GIVEN DATA →
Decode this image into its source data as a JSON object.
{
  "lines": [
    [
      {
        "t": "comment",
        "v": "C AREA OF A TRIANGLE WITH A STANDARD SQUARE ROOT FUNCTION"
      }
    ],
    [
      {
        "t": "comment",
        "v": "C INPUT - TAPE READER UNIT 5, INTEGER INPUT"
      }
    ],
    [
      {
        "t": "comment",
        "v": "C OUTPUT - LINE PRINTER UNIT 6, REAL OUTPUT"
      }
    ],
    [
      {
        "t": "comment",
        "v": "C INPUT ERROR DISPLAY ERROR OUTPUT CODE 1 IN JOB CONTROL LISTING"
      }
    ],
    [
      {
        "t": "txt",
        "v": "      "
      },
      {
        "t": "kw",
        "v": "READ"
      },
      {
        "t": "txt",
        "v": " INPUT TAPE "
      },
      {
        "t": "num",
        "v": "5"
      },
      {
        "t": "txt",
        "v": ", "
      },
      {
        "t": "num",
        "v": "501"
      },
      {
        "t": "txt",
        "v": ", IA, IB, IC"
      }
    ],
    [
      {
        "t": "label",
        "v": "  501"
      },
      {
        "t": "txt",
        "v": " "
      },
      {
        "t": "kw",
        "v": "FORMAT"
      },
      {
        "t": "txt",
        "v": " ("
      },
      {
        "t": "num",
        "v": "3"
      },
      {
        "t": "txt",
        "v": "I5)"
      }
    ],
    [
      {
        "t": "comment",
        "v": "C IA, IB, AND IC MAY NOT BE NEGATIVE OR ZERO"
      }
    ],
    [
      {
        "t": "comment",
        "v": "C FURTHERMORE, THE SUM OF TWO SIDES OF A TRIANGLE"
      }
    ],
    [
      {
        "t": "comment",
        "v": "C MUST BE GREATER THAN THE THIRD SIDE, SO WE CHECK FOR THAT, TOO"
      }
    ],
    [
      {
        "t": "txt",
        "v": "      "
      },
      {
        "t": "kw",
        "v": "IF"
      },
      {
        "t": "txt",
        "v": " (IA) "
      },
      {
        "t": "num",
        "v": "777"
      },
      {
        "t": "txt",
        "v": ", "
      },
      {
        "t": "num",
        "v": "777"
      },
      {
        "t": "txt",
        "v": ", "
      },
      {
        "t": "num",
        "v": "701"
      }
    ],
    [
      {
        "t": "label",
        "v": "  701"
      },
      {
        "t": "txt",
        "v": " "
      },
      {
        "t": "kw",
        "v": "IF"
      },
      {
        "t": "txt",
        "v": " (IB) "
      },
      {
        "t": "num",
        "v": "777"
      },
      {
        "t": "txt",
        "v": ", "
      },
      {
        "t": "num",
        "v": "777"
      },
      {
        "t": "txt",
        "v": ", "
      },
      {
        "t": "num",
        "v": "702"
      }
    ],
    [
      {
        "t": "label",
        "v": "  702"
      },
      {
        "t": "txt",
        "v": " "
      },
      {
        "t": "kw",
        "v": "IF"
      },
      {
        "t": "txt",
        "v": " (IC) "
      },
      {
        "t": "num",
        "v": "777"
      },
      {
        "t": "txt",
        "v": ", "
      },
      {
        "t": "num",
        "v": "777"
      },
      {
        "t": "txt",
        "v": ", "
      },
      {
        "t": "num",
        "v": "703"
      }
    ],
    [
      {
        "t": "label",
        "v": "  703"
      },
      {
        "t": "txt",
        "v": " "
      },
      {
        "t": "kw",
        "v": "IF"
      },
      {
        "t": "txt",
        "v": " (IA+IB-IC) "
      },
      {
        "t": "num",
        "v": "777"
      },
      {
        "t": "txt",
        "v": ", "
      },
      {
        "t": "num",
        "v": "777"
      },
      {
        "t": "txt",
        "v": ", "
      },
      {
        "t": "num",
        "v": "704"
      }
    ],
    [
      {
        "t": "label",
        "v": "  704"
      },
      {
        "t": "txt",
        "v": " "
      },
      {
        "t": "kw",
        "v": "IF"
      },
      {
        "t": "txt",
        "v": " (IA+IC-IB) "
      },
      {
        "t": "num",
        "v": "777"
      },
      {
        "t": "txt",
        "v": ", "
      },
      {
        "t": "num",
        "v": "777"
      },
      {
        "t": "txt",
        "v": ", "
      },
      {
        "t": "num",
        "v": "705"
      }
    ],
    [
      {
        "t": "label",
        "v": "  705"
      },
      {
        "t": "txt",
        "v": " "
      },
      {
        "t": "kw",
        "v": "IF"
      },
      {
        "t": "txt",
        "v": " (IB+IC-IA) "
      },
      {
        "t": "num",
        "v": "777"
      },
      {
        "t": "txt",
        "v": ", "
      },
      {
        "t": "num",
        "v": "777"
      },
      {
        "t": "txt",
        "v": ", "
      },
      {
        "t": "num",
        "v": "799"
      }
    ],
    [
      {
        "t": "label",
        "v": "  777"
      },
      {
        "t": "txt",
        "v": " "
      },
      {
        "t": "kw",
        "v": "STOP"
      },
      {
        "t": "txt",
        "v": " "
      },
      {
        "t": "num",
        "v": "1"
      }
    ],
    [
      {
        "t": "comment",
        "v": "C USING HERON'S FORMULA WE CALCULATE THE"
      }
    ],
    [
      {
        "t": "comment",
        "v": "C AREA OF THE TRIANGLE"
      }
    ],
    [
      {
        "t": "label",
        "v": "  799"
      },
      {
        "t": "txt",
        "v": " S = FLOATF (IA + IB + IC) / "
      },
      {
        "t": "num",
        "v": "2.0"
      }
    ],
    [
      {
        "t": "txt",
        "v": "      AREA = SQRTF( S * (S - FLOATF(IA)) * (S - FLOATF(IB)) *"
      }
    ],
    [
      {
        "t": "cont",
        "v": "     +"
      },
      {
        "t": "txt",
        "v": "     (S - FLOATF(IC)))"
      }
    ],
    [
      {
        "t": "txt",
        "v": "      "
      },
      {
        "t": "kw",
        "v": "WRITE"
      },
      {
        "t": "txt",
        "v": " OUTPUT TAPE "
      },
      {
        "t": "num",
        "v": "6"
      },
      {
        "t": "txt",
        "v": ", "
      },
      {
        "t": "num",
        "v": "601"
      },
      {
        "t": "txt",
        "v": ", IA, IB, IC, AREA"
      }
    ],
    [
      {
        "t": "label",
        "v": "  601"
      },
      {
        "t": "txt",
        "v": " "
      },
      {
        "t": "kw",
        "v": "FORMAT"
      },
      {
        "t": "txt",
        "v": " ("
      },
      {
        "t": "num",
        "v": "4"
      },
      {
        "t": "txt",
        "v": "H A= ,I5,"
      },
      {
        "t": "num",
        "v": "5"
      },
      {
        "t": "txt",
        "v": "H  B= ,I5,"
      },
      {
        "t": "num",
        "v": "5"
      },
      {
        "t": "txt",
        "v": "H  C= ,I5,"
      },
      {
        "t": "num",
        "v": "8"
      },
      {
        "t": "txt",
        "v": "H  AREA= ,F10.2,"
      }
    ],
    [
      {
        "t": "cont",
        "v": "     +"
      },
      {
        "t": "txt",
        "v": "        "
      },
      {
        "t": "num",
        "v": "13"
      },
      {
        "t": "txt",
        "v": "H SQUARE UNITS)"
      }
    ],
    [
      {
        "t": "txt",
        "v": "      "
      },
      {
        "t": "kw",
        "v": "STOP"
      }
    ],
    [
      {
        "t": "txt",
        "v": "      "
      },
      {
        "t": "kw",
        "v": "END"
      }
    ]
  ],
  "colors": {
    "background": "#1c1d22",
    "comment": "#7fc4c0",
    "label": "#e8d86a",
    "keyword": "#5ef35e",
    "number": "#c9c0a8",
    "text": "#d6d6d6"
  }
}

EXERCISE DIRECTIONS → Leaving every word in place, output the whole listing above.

SOLUTION →
Decode this image into its source data as a JSON object.
{
  "lines": [
    [
      {
        "t": "comment",
        "v": "C AREA OF A TRIANGLE WITH A STANDARD SQUARE ROOT FUNCTION"
      }
    ],
    [
      {
        "t": "comment",
        "v": "C INPUT - TAPE READER UNIT 5, INTEGER INPUT"
      }
    ],
    [
      {
        "t": "comment",
        "v": "C OUTPUT - LINE PRINTER UNIT 6, REAL OUTPUT"
      }
    ],
    [
      {
        "t": "comment",
        "v": "C INPUT ERROR DISPLAY ERROR OUTPUT CODE 1 IN JOB CONTROL LISTING"
      }
    ],
    [
      {
        "t": "txt",
        "v": "      "
      },
      {
        "t": "kw",
        "v": "READ"
      },
      {
        "t": "txt",
        "v": " INPUT TAPE "
      },
      {
        "t": "num",
        "v": "5"
      },
      {
        "t": "txt",
        "v": ", "
      },
      {
        "t": "num",
        "v": "501"
      },
      {
        "t": "txt",
        "v": ", IA, IB, IC"
      }
    ],
    [
      {
        "t": "label",
        "v": "  501"
      },
      {
        "t": "txt",
        "v": " "
      },
      {
        "t": "kw",
        "v": "FORMAT"
      },
      {
        "t": "txt",
        "v": " ("
      },
      {
        "t": "num",
        "v": "3"
      },
      {
        "t": "txt",
        "v": "I5)"
      }
    ],
    [
      {
        "t": "comment",
        "v": "C IA, IB, AND IC MAY NOT BE NEGATIVE OR ZERO"
      }
    ],
    [
      {
        "t": "comment",
        "v": "C FURTHERMORE, THE SUM OF TWO SIDES OF A TRIANGLE"
      }
    ],
    [
      {
        "t": "comment",
        "v": "C MUST BE GREATER THAN THE THIRD SIDE, SO WE CHECK FOR THAT, TOO"
      }
    ],
    [
      {
        "t": "txt",
        "v": "      "
      },
      {
        "t": "kw",
        "v": "IF"
      },
      {
        "t": "txt",
        "v": " (IA) "
      },
      {
        "t": "num",
        "v": "777"
      },
      {
        "t": "txt",
        "v": ", "
      },
      {
        "t": "num",
        "v": "777"
      },
      {
        "t": "txt",
        "v": ", "
      },
      {
        "t": "num",
        "v": "701"
      }
    ],
    [
      {
        "t": "label",
        "v": "  701"
      },
      {
        "t": "txt",
        "v": " "
      },
      {
        "t": "kw",
        "v": "IF"
      },
      {
        "t": "txt",
        "v": " (IB) "
      },
      {
        "t": "num",
        "v": "777"
      },
      {
        "t": "txt",
        "v": ", "
      },
      {
        "t": "num",
        "v": "777"
      },
      {
        "t": "txt",
        "v": ", "
      },
      {
        "t": "num",
        "v": "702"
      }
    ],
    [
      {
        "t": "label",
        "v": "  702"
      },
      {
        "t": "txt",
        "v": " "
      },
      {
        "t": "kw",
        "v": "IF"
      },
      {
        "t": "txt",
        "v": " (IC) "
      },
      {
        "t": "num",
        "v": "777"
      },
      {
        "t": "txt",
        "v": ", "
      },
      {
        "t": "num",
        "v": "777"
      },
      {
        "t": "txt",
        "v": ", "
      },
      {
        "t": "num",
        "v": "703"
      }
    ],
    [
      {
        "t": "label",
        "v": "  703"
      },
      {
        "t": "txt",
        "v": " "
      },
      {
        "t": "kw",
        "v": "IF"
      },
      {
        "t": "txt",
        "v": " (IA+IB-IC) "
      },
      {
        "t": "num",
        "v": "777"
      },
      {
        "t": "txt",
        "v": ", "
      },
      {
        "t": "num",
        "v": "777"
      },
      {
        "t": "txt",
        "v": ", "
      },
      {
        "t": "num",
        "v": "704"
      }
    ],
    [
      {
        "t": "label",
        "v": "  704"
      },
      {
        "t": "txt",
        "v": " "
      },
      {
        "t": "kw",
        "v": "IF"
      },
      {
        "t": "txt",
        "v": " (IA+IC-IB) "
      },
      {
        "t": "num",
        "v": "777"
      },
      {
        "t": "txt",
        "v": ", "
      },
      {
        "t": "num",
        "v": "777"
      },
      {
        "t": "txt",
        "v": ", "
      },
      {
        "t": "num",
        "v": "705"
      }
    ],
    [
      {
        "t": "label",
        "v": "  705"
      },
      {
        "t": "txt",
        "v": " "
      },
      {
        "t": "kw",
        "v": "IF"
      },
      {
        "t": "txt",
        "v": " (IB+IC-IA) "
      },
      {
        "t": "num",
        "v": "777"
      },
      {
        "t": "txt",
        "v": ", "
      },
      {
        "t": "num",
        "v": "777"
      },
      {
        "t": "txt",
        "v": ", "
      },
      {
        "t": "num",
        "v": "799"
      }
    ],
    [
      {
        "t": "label",
        "v": "  777"
      },
      {
        "t": "txt",
        "v": " "
      },
      {
        "t": "kw",
        "v": "STOP"
      },
      {
        "t": "txt",
        "v": " "
      },
      {
        "t": "num",
        "v": "1"
      }
    ],
    [
      {
        "t": "comment",
        "v": "C USING HERON'S FORMULA WE CALCULATE THE"
      }
    ],
    [
      {
        "t": "comment",
        "v": "C AREA OF THE TRIANGLE"
      }
    ],
    [
      {
        "t": "label",
        "v": "  799"
      },
      {
        "t": "txt",
        "v": " S = FLOATF (IA + IB + IC) / "
      },
      {
        "t": "num",
        "v": "2.0"
      }
    ],
    [
      {
        "t": "txt",
        "v": "      AREA = SQRTF( S * (S - FLOATF(IA)) * (S - FLOATF(IB)) *"
      }
    ],
    [
      {
        "t": "cont",
        "v": "     +"
      },
      {
        "t": "txt",
        "v": "     (S - FLOATF(IC)))"
      }
    ],
    [
      {
        "t": "txt",
        "v": "      "
      },
      {
        "t": "kw",
        "v": "WRITE"
      },
      {
        "t": "txt",
        "v": " OUTPUT TAPE "
      },
      {
        "t": "num",
        "v": "6"
      },
      {
        "t": "txt",
        "v": ", "
      },
      {
        "t": "num",
        "v": "601"
      },
      {
        "t": "txt",
        "v": ", IA, IB, IC, AREA"
      }
    ],
    [
      {
        "t": "label",
        "v": "  601"
      },
      {
        "t": "txt",
        "v": " "
      },
      {
        "t": "kw",
        "v": "FORMAT"
      },
      {
        "t": "txt",
        "v": " ("
      },
      {
        "t": "num",
        "v": "4"
      },
      {
        "t": "txt",
        "v": "H A= ,I5,"
      },
      {
        "t": "num",
        "v": "5"
      },
      {
        "t": "txt",
        "v": "H  B= ,I5,"
      },
      {
        "t": "num",
        "v": "5"
      },
      {
        "t": "txt",
        "v": "H  C= ,I5,"
      },
      {
        "t": "num",
        "v": "8"
      },
      {
        "t": "txt",
        "v": "H  AREA= ,F10.2,"
      }
    ],
    [
      {
        "t": "cont",
        "v": "     +"
      },
      {
        "t": "txt",
        "v": "        "
      },
      {
        "t": "num",
        "v": "13"
      },
      {
        "t": "txt",
        "v": "H SQUARE UNITS)"
      }
    ],
    [
      {
        "t": "txt",
        "v": "      "
      },
      {
        "t": "kw",
        "v": "STOP"
      }
    ],
    [
      {
        "t": "txt",
        "v": "      "
      },
      {
        "t": "kw",
        "v": "END"
      }
    ]
  ],
  "colors": {
    "background": "#1c1d22",
    "comment": "#7fc4c0",
    "label": "#e8d86a",
    "keyword": "#5ef35e",
    "number": "#c9c0a8",
    "text": "#d6d6d6"
  }
}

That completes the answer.